**EXERCISE MATERIALS**.
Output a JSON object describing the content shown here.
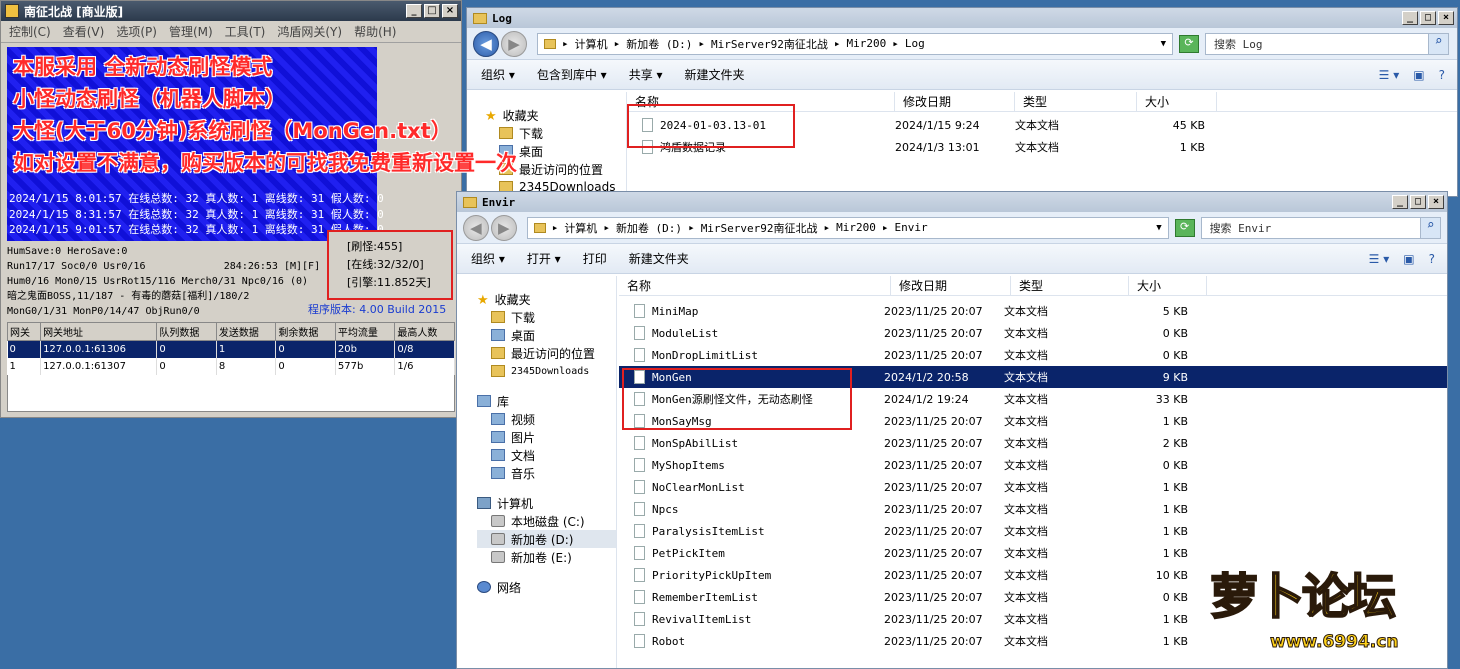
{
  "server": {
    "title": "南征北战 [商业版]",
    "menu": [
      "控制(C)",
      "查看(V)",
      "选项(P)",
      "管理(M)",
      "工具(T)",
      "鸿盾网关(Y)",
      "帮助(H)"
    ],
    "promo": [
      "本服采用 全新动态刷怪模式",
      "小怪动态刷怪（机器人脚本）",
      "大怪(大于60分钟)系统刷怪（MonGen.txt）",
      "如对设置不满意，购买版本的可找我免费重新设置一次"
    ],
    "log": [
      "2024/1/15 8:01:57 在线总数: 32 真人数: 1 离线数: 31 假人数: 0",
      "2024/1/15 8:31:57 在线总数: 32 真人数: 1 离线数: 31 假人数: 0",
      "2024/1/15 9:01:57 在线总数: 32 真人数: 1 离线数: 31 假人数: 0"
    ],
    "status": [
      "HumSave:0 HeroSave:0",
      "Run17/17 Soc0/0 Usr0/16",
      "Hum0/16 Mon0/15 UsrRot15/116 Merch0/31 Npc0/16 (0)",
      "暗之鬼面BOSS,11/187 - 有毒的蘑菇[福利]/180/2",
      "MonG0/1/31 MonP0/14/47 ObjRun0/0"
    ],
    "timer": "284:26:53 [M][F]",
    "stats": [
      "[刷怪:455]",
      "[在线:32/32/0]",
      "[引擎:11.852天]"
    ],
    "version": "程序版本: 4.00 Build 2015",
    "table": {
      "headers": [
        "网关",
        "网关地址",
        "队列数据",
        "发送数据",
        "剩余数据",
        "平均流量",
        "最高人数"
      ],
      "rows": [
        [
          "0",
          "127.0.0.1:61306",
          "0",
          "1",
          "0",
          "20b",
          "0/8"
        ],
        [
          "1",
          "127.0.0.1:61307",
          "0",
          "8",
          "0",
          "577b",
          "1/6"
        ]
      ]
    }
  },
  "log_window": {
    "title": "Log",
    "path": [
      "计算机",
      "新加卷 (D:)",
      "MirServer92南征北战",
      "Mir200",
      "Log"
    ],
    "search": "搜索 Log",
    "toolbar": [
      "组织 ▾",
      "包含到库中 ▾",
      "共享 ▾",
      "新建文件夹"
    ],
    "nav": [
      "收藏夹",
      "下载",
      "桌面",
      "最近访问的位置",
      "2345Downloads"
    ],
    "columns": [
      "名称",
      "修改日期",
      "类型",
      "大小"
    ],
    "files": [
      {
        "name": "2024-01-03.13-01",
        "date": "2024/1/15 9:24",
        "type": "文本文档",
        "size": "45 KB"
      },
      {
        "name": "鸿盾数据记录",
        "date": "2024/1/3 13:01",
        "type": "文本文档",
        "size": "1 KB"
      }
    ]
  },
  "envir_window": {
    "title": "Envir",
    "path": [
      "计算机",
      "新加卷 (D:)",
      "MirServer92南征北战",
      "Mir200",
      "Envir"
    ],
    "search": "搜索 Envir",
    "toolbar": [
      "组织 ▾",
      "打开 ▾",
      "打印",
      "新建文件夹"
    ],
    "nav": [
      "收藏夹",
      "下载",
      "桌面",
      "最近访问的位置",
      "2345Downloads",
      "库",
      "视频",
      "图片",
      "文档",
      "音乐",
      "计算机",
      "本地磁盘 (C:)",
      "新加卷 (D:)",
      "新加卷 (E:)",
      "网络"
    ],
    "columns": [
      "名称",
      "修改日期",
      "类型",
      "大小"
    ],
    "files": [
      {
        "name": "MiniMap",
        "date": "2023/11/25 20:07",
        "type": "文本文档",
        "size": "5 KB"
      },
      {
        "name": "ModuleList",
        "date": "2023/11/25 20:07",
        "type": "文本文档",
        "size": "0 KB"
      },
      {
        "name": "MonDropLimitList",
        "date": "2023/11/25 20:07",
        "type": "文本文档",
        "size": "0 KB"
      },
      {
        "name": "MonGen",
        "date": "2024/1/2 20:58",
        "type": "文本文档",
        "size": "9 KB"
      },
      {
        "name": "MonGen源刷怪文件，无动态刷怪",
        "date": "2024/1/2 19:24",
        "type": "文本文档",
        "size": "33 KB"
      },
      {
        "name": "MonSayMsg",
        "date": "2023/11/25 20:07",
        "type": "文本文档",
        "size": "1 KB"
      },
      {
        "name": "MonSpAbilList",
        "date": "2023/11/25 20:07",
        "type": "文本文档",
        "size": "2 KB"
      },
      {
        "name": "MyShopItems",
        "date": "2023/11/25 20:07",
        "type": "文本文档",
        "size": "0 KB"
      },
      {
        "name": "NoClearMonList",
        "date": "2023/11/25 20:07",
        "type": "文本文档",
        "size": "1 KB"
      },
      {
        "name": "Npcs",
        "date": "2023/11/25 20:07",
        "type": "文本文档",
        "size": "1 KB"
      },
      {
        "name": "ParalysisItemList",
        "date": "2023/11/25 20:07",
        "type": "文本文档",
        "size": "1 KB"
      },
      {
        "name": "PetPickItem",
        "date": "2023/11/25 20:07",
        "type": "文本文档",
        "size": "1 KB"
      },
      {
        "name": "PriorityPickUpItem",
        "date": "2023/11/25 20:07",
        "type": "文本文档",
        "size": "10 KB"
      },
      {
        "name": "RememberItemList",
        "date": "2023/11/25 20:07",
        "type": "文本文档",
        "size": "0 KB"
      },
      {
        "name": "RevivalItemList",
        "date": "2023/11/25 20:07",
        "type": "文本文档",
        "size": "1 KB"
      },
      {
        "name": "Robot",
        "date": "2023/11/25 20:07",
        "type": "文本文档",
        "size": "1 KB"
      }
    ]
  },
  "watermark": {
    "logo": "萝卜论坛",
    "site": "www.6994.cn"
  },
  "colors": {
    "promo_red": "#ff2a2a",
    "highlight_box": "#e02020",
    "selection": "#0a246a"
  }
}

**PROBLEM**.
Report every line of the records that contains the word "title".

**EXPECTED OUTPUT**.
    "title": "南征北战 [商业版]",
    "title": "Log",
    "title": "Envir",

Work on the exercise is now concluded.